◆ Records from a data collection ◆
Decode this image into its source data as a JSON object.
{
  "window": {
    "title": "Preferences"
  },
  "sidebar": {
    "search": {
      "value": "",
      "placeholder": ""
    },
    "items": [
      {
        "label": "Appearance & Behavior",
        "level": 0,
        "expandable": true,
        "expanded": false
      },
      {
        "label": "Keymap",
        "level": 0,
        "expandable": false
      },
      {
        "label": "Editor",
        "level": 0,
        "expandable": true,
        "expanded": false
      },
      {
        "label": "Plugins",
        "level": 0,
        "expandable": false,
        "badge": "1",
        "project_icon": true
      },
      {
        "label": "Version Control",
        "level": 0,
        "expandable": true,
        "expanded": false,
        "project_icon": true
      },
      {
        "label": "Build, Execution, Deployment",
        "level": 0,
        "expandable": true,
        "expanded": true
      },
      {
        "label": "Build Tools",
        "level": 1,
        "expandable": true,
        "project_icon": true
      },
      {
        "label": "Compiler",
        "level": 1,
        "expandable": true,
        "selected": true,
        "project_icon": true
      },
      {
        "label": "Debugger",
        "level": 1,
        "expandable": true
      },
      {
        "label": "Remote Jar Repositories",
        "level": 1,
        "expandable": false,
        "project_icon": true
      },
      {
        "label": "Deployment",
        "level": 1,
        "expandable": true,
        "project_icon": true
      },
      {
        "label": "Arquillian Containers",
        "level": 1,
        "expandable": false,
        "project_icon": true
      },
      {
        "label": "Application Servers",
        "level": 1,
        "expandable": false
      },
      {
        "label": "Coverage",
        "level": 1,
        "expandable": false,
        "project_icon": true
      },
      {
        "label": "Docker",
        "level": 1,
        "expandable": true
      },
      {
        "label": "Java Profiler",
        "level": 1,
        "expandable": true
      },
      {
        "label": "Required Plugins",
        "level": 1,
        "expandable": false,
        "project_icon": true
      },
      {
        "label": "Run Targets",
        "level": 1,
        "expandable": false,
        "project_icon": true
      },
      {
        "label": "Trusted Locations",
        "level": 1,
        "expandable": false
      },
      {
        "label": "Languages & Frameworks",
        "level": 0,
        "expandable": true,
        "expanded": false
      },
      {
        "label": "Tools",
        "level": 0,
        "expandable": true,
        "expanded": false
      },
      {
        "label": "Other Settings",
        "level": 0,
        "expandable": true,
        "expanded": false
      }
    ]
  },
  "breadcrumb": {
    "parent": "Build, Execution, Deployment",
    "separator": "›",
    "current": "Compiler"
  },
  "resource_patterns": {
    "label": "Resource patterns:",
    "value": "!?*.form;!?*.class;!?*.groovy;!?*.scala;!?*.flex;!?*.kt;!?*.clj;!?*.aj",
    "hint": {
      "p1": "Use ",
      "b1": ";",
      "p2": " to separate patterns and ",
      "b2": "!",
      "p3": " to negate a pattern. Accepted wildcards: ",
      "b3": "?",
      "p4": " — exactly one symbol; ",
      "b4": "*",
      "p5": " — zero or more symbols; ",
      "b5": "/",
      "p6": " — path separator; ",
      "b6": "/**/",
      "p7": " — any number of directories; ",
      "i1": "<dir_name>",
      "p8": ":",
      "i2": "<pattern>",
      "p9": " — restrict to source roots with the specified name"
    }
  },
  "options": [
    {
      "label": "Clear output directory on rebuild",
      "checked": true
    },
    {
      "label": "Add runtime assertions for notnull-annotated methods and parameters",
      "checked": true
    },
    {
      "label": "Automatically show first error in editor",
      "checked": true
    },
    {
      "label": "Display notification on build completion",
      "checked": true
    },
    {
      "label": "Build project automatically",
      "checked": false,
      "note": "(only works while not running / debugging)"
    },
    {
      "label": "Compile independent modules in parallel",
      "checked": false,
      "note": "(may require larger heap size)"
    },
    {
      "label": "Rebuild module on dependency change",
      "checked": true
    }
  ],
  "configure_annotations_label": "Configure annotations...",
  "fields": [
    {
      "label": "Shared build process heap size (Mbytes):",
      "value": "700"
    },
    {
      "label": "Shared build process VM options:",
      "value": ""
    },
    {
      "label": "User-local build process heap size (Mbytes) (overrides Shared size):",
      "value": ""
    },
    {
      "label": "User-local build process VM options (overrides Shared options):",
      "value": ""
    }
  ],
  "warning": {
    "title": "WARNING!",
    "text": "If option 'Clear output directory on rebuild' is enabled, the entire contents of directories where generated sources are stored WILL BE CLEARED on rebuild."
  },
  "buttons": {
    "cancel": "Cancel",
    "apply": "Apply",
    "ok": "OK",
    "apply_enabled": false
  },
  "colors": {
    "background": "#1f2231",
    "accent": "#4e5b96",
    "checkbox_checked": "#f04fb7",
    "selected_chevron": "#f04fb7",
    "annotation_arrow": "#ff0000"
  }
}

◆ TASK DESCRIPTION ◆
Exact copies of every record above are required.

◆ YOUR SOLUTION ◆
Decode this image into its source data as a JSON object.
{
  "window": {
    "title": "Preferences"
  },
  "sidebar": {
    "search": {
      "value": "",
      "placeholder": ""
    },
    "items": [
      {
        "label": "Appearance & Behavior",
        "level": 0,
        "expandable": true,
        "expanded": false
      },
      {
        "label": "Keymap",
        "level": 0,
        "expandable": false
      },
      {
        "label": "Editor",
        "level": 0,
        "expandable": true,
        "expanded": false
      },
      {
        "label": "Plugins",
        "level": 0,
        "expandable": false,
        "badge": "1",
        "project_icon": true
      },
      {
        "label": "Version Control",
        "level": 0,
        "expandable": true,
        "expanded": false,
        "project_icon": true
      },
      {
        "label": "Build, Execution, Deployment",
        "level": 0,
        "expandable": true,
        "expanded": true
      },
      {
        "label": "Build Tools",
        "level": 1,
        "expandable": true,
        "project_icon": true
      },
      {
        "label": "Compiler",
        "level": 1,
        "expandable": true,
        "selected": true,
        "project_icon": true
      },
      {
        "label": "Debugger",
        "level": 1,
        "expandable": true
      },
      {
        "label": "Remote Jar Repositories",
        "level": 1,
        "expandable": false,
        "project_icon": true
      },
      {
        "label": "Deployment",
        "level": 1,
        "expandable": true,
        "project_icon": true
      },
      {
        "label": "Arquillian Containers",
        "level": 1,
        "expandable": false,
        "project_icon": true
      },
      {
        "label": "Application Servers",
        "level": 1,
        "expandable": false
      },
      {
        "label": "Coverage",
        "level": 1,
        "expandable": false,
        "project_icon": true
      },
      {
        "label": "Docker",
        "level": 1,
        "expandable": true
      },
      {
        "label": "Java Profiler",
        "level": 1,
        "expandable": true
      },
      {
        "label": "Required Plugins",
        "level": 1,
        "expandable": false,
        "project_icon": true
      },
      {
        "label": "Run Targets",
        "level": 1,
        "expandable": false,
        "project_icon": true
      },
      {
        "label": "Trusted Locations",
        "level": 1,
        "expandable": false
      },
      {
        "label": "Languages & Frameworks",
        "level": 0,
        "expandable": true,
        "expanded": false
      },
      {
        "label": "Tools",
        "level": 0,
        "expandable": true,
        "expanded": false
      },
      {
        "label": "Other Settings",
        "level": 0,
        "expandable": true,
        "expanded": false
      }
    ]
  },
  "breadcrumb": {
    "parent": "Build, Execution, Deployment",
    "separator": "›",
    "current": "Compiler"
  },
  "resource_patterns": {
    "label": "Resource patterns:",
    "value": "!?*.form;!?*.class;!?*.groovy;!?*.scala;!?*.flex;!?*.kt;!?*.clj;!?*.aj",
    "hint": {
      "p1": "Use ",
      "b1": ";",
      "p2": " to separate patterns and ",
      "b2": "!",
      "p3": " to negate a pattern. Accepted wildcards: ",
      "b3": "?",
      "p4": " — exactly one symbol; ",
      "b4": "*",
      "p5": " — zero or more symbols; ",
      "b5": "/",
      "p6": " — path separator; ",
      "b6": "/**/",
      "p7": " — any number of directories; ",
      "i1": "<dir_name>",
      "p8": ":",
      "i2": "<pattern>",
      "p9": " — restrict to source roots with the specified name"
    }
  },
  "options": [
    {
      "label": "Clear output directory on rebuild",
      "checked": true
    },
    {
      "label": "Add runtime assertions for notnull-annotated methods and parameters",
      "checked": true
    },
    {
      "label": "Automatically show first error in editor",
      "checked": true
    },
    {
      "label": "Display notification on build completion",
      "checked": true
    },
    {
      "label": "Build project automatically",
      "checked": false,
      "note": "(only works while not running / debugging)"
    },
    {
      "label": "Compile independent modules in parallel",
      "checked": false,
      "note": "(may require larger heap size)"
    },
    {
      "label": "Rebuild module on dependency change",
      "checked": true
    }
  ],
  "configure_annotations_label": "Configure annotations...",
  "fields": [
    {
      "label": "Shared build process heap size (Mbytes):",
      "value": "700"
    },
    {
      "label": "Shared build process VM options:",
      "value": ""
    },
    {
      "label": "User-local build process heap size (Mbytes) (overrides Shared size):",
      "value": ""
    },
    {
      "label": "User-local build process VM options (overrides Shared options):",
      "value": ""
    }
  ],
  "warning": {
    "title": "WARNING!",
    "text": "If option 'Clear output directory on rebuild' is enabled, the entire contents of directories where generated sources are stored WILL BE CLEARED on rebuild."
  },
  "buttons": {
    "cancel": "Cancel",
    "apply": "Apply",
    "ok": "OK",
    "apply_enabled": false
  },
  "colors": {
    "background": "#1f2231",
    "accent": "#4e5b96",
    "checkbox_checked": "#f04fb7",
    "selected_chevron": "#f04fb7",
    "annotation_arrow": "#ff0000"
  }
}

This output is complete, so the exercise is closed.